Edmonds, who spent seven years of service on M1A1 Abrams tanks, said that the platform has specific parts that "are not interchangeable with other tanks and their maintenance is a skill in and of itself."

U.S. officials shared similar concerns for weeks at the departments of State and Defense and White House podiums, and also during Secretary of Defense Lloyd Austin's recent trip to Germany.

"The M1 is a very capable battlefield platform and it's also a very complex capability. And so, like anything that we're providing to Ukraine, we want to ensure that they have the ability to maintain it, sustain it, to train on it," Pentagon press secretary U.S. Air Force Brig. Gen. Pat Ryder told reporters Tuesday.

On Wednesday, a U.S. official said the decision to send the Abrams tanks reflected an evolution in what Ukraine needed on a shifting battlefield.

"This decision is very much in keeping with a constant conversation with allies and partners and of course with Ukraine," the official said

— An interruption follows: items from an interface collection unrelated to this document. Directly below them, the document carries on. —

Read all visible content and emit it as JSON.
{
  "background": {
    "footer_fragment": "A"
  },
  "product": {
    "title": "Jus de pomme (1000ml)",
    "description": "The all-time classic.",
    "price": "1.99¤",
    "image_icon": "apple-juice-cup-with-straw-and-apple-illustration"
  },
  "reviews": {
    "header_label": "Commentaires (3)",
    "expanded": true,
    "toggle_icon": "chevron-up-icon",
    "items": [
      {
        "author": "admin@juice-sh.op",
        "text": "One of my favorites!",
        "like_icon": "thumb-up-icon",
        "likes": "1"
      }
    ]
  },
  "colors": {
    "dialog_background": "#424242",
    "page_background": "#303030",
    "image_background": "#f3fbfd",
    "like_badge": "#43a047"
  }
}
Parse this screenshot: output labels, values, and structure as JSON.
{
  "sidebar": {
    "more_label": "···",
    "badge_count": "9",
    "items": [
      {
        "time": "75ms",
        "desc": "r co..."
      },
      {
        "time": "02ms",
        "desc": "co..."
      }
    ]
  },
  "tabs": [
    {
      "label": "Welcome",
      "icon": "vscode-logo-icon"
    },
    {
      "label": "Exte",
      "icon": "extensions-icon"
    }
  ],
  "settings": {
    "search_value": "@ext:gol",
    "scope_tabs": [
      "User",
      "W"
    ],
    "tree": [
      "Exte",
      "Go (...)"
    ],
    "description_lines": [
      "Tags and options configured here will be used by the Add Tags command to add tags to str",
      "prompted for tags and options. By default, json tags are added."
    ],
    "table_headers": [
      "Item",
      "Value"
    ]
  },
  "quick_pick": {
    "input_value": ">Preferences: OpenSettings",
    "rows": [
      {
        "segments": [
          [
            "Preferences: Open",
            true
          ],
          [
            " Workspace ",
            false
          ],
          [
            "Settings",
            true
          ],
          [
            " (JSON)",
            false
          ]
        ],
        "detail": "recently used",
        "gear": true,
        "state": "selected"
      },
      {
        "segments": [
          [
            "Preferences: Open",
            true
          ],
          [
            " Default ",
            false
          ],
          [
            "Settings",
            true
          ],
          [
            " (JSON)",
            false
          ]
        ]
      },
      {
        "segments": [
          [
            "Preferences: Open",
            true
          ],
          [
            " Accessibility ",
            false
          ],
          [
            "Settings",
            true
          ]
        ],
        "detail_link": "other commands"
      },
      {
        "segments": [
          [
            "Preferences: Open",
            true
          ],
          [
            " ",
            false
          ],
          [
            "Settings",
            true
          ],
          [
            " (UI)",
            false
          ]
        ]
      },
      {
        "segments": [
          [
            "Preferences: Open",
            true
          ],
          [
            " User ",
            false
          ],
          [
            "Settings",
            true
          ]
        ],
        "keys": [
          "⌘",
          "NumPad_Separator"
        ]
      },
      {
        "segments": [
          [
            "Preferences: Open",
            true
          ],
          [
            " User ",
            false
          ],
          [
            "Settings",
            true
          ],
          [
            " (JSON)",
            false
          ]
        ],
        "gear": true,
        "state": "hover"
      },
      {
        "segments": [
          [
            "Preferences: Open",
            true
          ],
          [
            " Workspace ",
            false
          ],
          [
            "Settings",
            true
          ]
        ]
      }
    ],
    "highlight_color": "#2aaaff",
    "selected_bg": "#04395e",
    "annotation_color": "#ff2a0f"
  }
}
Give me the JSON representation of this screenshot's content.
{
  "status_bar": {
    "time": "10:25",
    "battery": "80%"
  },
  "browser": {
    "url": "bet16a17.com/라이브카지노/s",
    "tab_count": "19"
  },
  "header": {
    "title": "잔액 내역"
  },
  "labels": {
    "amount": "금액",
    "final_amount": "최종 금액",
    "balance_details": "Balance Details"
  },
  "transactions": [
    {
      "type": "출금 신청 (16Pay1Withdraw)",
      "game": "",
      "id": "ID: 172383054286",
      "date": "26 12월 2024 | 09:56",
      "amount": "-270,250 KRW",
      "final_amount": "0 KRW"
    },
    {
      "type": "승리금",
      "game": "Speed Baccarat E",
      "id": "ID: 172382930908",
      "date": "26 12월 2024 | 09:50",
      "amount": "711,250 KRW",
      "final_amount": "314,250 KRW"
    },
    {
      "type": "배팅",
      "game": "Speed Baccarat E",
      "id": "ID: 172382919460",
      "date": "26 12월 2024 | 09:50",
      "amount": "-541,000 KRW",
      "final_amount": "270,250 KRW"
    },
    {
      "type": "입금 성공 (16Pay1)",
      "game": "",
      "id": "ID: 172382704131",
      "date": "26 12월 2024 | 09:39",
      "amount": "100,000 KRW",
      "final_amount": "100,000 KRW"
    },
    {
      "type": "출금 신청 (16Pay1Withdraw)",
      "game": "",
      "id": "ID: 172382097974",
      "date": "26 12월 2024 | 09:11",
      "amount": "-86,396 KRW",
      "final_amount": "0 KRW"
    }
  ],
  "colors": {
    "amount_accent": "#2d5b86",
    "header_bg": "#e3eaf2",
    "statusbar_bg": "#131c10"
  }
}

At close to 70 tons, the stalwart M1A1 Abrams is among the heaviest tanks in the world. It makes up for its weight with remarkable firepower and unnerving maneuverability.

Built by General Dynamics Land Systems, the M1 Abrams serves as the U.S. Army's main battle tank. It has been used in nearly every major U.S. conflict since its introduction in 1980.

A U.S. M1A1 Abrams Main Battle Tank during a day of training at Exercise.
Cpl. Tyler Main | U.S. Marine Corps | Flickr CC
A U.S. M1A1 Abrams Main Battle Tank during a day of training at Exercise.

Ukrainian President Volodymyr Zelenskyy thanked Biden via Twitter saying that the transfer of M1A1 Abrams tanks is, "an important step on the path to victory."

"Today the free world is united as never before for a common goal – liberation of Ukraine," he added.

The addition of the U.S. tanks to the latest military aid package follows German Chancellor Olaf Scholz's decision to provide Ukraine with Leopard 2 tanks.

Germany said its goal was to "quickly assemble two tank battalions with Leopard 2 tanks for Ukraine." The country will supply 14 Leopard 2 A6 tanks in what it called a "first step."

The training of the Ukrainian crews is set to begin quickly in Germany.

One senior U.S. Biden administration official said that Washington expects and welcomes the arrival of hundreds of armored vehicles and tanks in Ukraine from Western allies in the coming months.

'Blatant provocation'

Russia has been largely isolated from the global stage following its brutal invasion of Ukraine. And yet, other countries accused of gross human rights abuses continue to be engaged with by the international community. That begs the question: what does it take to be labeled a pariah state and who gets to decide?
Getty Images
Russia has been largely isolated from the global stage following its brutal invasion of Ukraine. And yet, other countries accused of gross human rights abuses continue to be engaged with by the international community. That begs the question: what does it take to be labeled a pariah state and who gets to decide?

The Kremlin slammed the potential weapons transfer on Tuesday, and said it will not "prevent Russia from reaching our goals."

Kremlin spokesman Dmitry Peskov condemned the expected U.S. announcement, saying, "Unfortunately more weapons from NATO bring more suffering for people in Ukraine."

"It also brings more attention to the continent but it cannot prevent Russia from reaching our goals," he added.

Russia's ambassador to the U.S., Anatoly Antonov, said the tanks "would be another blatant provocation against the Russian Federation."

"If a decision to transfer to Kyiv M1 Abrams is made, American tanks without any doubt will be destroyed as all other samples of NATO military equipment," he said.

Copyright CNBCs - CNBC
Contact Us